▶ _Goal of the exercise_
Show every line below where "Riley" can be found.
—————
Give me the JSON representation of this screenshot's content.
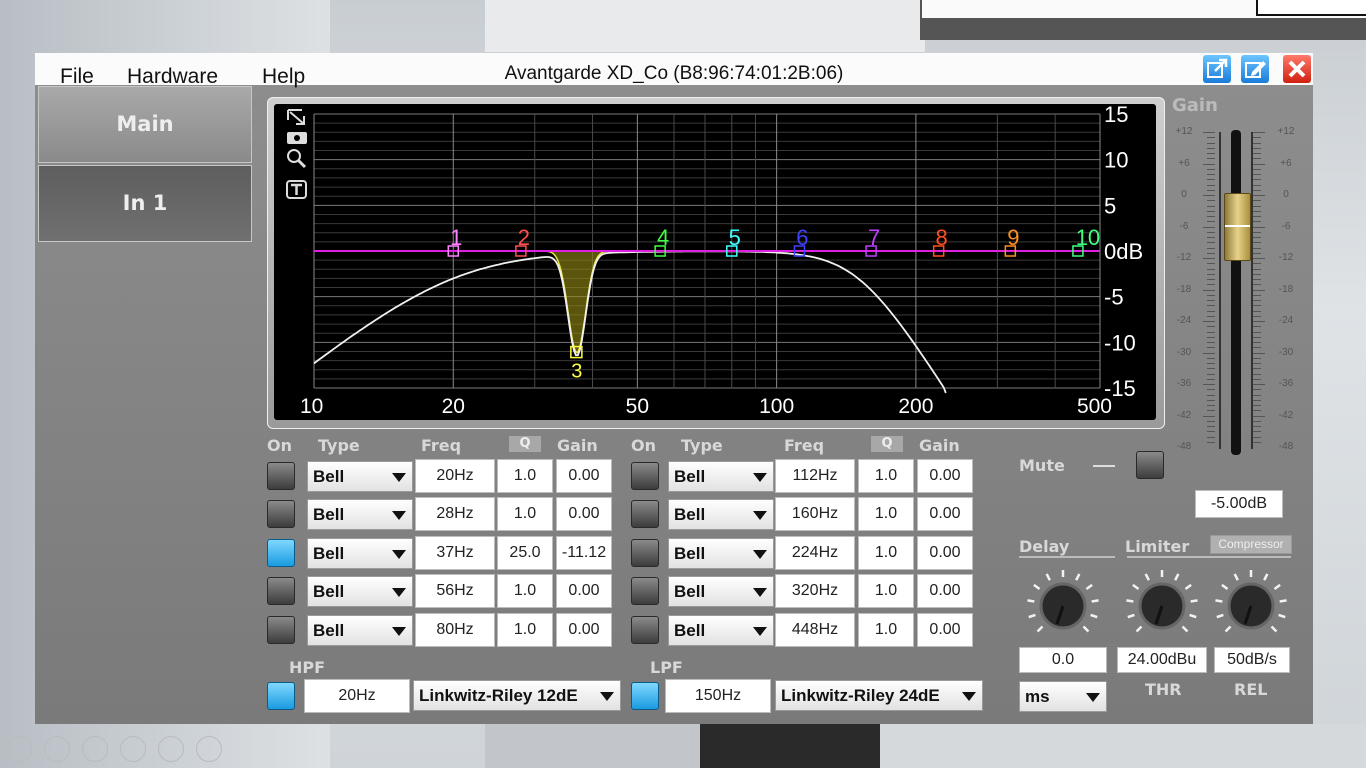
{
  "window": {
    "title": "Avantgarde XD_Co (B8:96:74:01:2B:06)",
    "menu": [
      "File",
      "Hardware",
      "Help"
    ]
  },
  "sidebar": {
    "tabs": [
      "Main",
      "In 1"
    ]
  },
  "graph": {
    "y_ticks": [
      "15",
      "10",
      "5",
      "0dB",
      "-5",
      "-10",
      "-15"
    ],
    "x_ticks": [
      "10",
      "20",
      "50",
      "100",
      "200",
      "500"
    ],
    "markers": [
      {
        "label": "1",
        "color": "#ff80ff",
        "freq": 20,
        "gain": 0
      },
      {
        "label": "2",
        "color": "#ff5050",
        "freq": 28,
        "gain": 0
      },
      {
        "label": "3",
        "color": "#ffff40",
        "freq": 37,
        "gain": -11.12
      },
      {
        "label": "4",
        "color": "#40ff40",
        "freq": 56,
        "gain": 0
      },
      {
        "label": "5",
        "color": "#40ffff",
        "freq": 80,
        "gain": 0
      },
      {
        "label": "6",
        "color": "#4040ff",
        "freq": 112,
        "gain": 0
      },
      {
        "label": "7",
        "color": "#c040ff",
        "freq": 160,
        "gain": 0
      },
      {
        "label": "8",
        "color": "#ff5020",
        "freq": 224,
        "gain": 0
      },
      {
        "label": "9",
        "color": "#ff9020",
        "freq": 320,
        "gain": 0
      },
      {
        "label": "10",
        "color": "#40ff80",
        "freq": 448,
        "gain": 0
      }
    ],
    "tool_icons": [
      "expand-icon",
      "camera-icon",
      "zoom-icon",
      "text-icon"
    ]
  },
  "eq_headers": {
    "on": "On",
    "type": "Type",
    "freq": "Freq",
    "q": "Q",
    "gain": "Gain"
  },
  "eq_left": [
    {
      "on": false,
      "type": "Bell",
      "freq": "20Hz",
      "q": "1.0",
      "gain": "0.00"
    },
    {
      "on": false,
      "type": "Bell",
      "freq": "28Hz",
      "q": "1.0",
      "gain": "0.00"
    },
    {
      "on": true,
      "type": "Bell",
      "freq": "37Hz",
      "q": "25.0",
      "gain": "-11.12"
    },
    {
      "on": false,
      "type": "Bell",
      "freq": "56Hz",
      "q": "1.0",
      "gain": "0.00"
    },
    {
      "on": false,
      "type": "Bell",
      "freq": "80Hz",
      "q": "1.0",
      "gain": "0.00"
    }
  ],
  "eq_right": [
    {
      "on": false,
      "type": "Bell",
      "freq": "112Hz",
      "q": "1.0",
      "gain": "0.00"
    },
    {
      "on": false,
      "type": "Bell",
      "freq": "160Hz",
      "q": "1.0",
      "gain": "0.00"
    },
    {
      "on": false,
      "type": "Bell",
      "freq": "224Hz",
      "q": "1.0",
      "gain": "0.00"
    },
    {
      "on": false,
      "type": "Bell",
      "freq": "320Hz",
      "q": "1.0",
      "gain": "0.00"
    },
    {
      "on": false,
      "type": "Bell",
      "freq": "448Hz",
      "q": "1.0",
      "gain": "0.00"
    }
  ],
  "hpf": {
    "label": "HPF",
    "on": true,
    "freq": "20Hz",
    "type": "Linkwitz-Riley 12dE"
  },
  "lpf": {
    "label": "LPF",
    "on": true,
    "freq": "150Hz",
    "type": "Linkwitz-Riley 24dE"
  },
  "gain": {
    "label": "Gain",
    "scale": [
      "+12",
      "+6",
      "0",
      "-6",
      "-12",
      "-18",
      "-24",
      "-30",
      "-36",
      "-42",
      "-48"
    ],
    "value": "-5.00dB",
    "fader_db": -5
  },
  "mute": {
    "label": "Mute",
    "on": false
  },
  "delay": {
    "label": "Delay",
    "value": "0.0",
    "unit": "ms"
  },
  "limiter": {
    "label": "Limiter",
    "compressor_label": "Compressor",
    "thr_value": "24.00dBu",
    "thr_label": "THR",
    "rel_value": "50dB/s",
    "rel_label": "REL"
  }
}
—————
▶ _Response to this exercise_
    "type": "Linkwitz-Riley 12dE"
    "type": "Linkwitz-Riley 24dE"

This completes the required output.